This plant is a compact form of Grevillea lanigera, growing to 0.5 metres high by 1.5 metres wide and can make a dense groundcover.
This cultivar has been widely grown and available in plant nurseries for many years. It has not been officially registered with the Australian Cultivar registration Authority – but is commonly sold and marketed under Grevillea lanigera ‘Mt Tamboritha’. Interestingly, it is reported that this plant does not originate from Mt Tamboritha (a very high mountain located on the western edge of the Victorian Alpine National Park). Some what confusingly, there is a known form at Mt Tamboritha, but it is reported that this cultivar is not it. Rather, this cultivar has likely been selected from a form growing in the coastal areas of Victoria, from around Wilsons Promontory.
Grevillea lanigera is occus in NSW, growing from south of about Dubbo, through the central tablelands and western slopes as well as the south western slopes, tablelands and coast, into Victoria, where it grows commonly, as far west as Horsham.
Leaves are very fine, to about 10 mm long by 3 mm wide, typically dark green and heavily clustered on stems, also with dense hairs underneath.

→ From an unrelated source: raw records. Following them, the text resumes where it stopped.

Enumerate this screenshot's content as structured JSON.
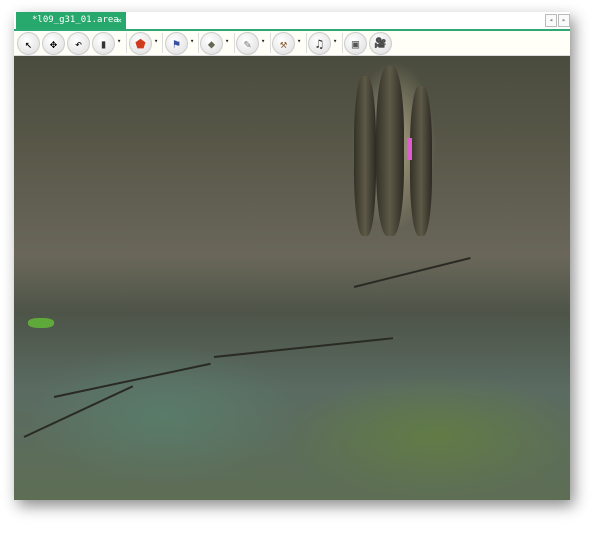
{
  "tab": {
    "title": "*l09_g31_01.area",
    "close": "×"
  },
  "nav": {
    "prev": "◂",
    "next": "▸"
  },
  "toolbar": {
    "tools": [
      {
        "name": "select-tool",
        "icon": "↖"
      },
      {
        "name": "move-tool",
        "icon": "✥"
      },
      {
        "name": "undo-tool",
        "icon": "↶"
      },
      {
        "name": "barrel-tool",
        "icon": "▮"
      },
      {
        "name": "pentagon-tool",
        "icon": "⬟"
      },
      {
        "name": "flag-tool",
        "icon": "⚑"
      },
      {
        "name": "rock-tool",
        "icon": "◆"
      },
      {
        "name": "brush-tool",
        "icon": "✎"
      },
      {
        "name": "axe-tool",
        "icon": "⚒"
      },
      {
        "name": "music-tool",
        "icon": "♫"
      },
      {
        "name": "screen-tool",
        "icon": "▣"
      },
      {
        "name": "movie-camera-tool",
        "icon": "🎥"
      }
    ],
    "dropdown": "▾"
  }
}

A grevillea inflorescence is technically a cluster of paired flowers, termed a conflorescence with the overall structure forming a raceme-like appearance.
Grevillea species exhibit 3 main inflorescence structures:
1. A cylindrical to ovoid raceme (with flowers emerging around a 360° radius)
2. A single-sided raceme (with flowers produced on only one side, resembling a tooth-brush)
3. A condensed or clustered raceme (usually as long as it is wide, with species referred to as the spider-flowers)
Grevillea mostly produce the inflorescences at the terminals, beyond the foliage, which differs to the closely related Hakea.
This cultivar is one of the spider-flowers, with clusters of pink and white flowers produced at the terminals, usally about 30 mm by 20 mm in size.
Individual flowers are composed of 1 carpel (female part) where the style and stigma protrude out; 4 stamens hidden away in the perianth; and the perianth (petals and sepals collectively) which connects to a pedicel. Proteaceae flowers do not have any discernible petals or sepals (having only one whorl) and so these are referred to as “tepals” of which there are 4. In this cultivar, flowers are to 20 mm long and usually have a white perianth and pink styles.
Follicle are hairy to about 1 cm long.
This cultivar makes an excellent compact ground cover as they grow to about one metre (or less) in diameter to about 20 cm high in situations with full sun to partial shade in fairly well drained soils.
I have been growing these plants for many years (in my garden in the northern Sydney suburb of Westleigh) and I find the flowers and foliage very attractive.
Its attractive grey/green foliage is a good colour contrast to its flowers, and is best shown if planted in groups of three. For those of you living in areas that receive heavy winter frosts, this plant is frost tolerant to at least -11°C.
Overall, a great native plant that could be grown in any garden.
Must be propagated from cuttings to maintain true-to-type forms.
Grevillea flowers were a traditional favourite among First Nations Peoples for their sweet nectar. This could be shaken onto the hand to enjoy, or into a coolamon with a little water to make a sweet drink. They might be referred to as the original “bush lollies”.
Most Grevillea species will regenerate from seed after fire but can produce coppicing shoots from rhizomes and root zones.
Grevillea is a diverse genus of about 365 species with about 357 occurring in Australia. Some species occur in New Caledonia, Indonesia and New Guinea. NSW currently has about 85 species although with a lot of subspecies and some informal taxa recognised.
Grevillea – was named in honour of Charles Francis Greville (1749-1809), an 18th century patron of botany and co-founder of the Royal Horticultural Society. He was also a British antiquarian, collector and politician who sat in the House of Commons from 1774 to 1790.
lanigera – Latin meaning ‘wool bearing’; referring to the appearance of hairs on the leaves and other parts.
‘Mt Tamboritha’ – named for the mountain in Victoria but, reportedly, it is not from there.
Gardening with Angus – Grevillea lanigera ‘Mt Tamoritha’ profile page https://www.gardeningwithangus.com.au/grevillea-lanigera-mt-tamboritha/
NSW Flora Online (PlantNET) – Grevillea lanigera profile page https://plantnet.rbgsyd.nsw.gov.au/cgi-bin/NSWfl.pl?page=nswfl&lvl=sp&name=Grevillea~lanigera
Wrigley, J.W. & Fagg, M.I. (2001). Australian Native Plants – Propagation, cultivation and use in landscaping. 4th edition. New Holland Publishers, Pty. Ltd. Australia.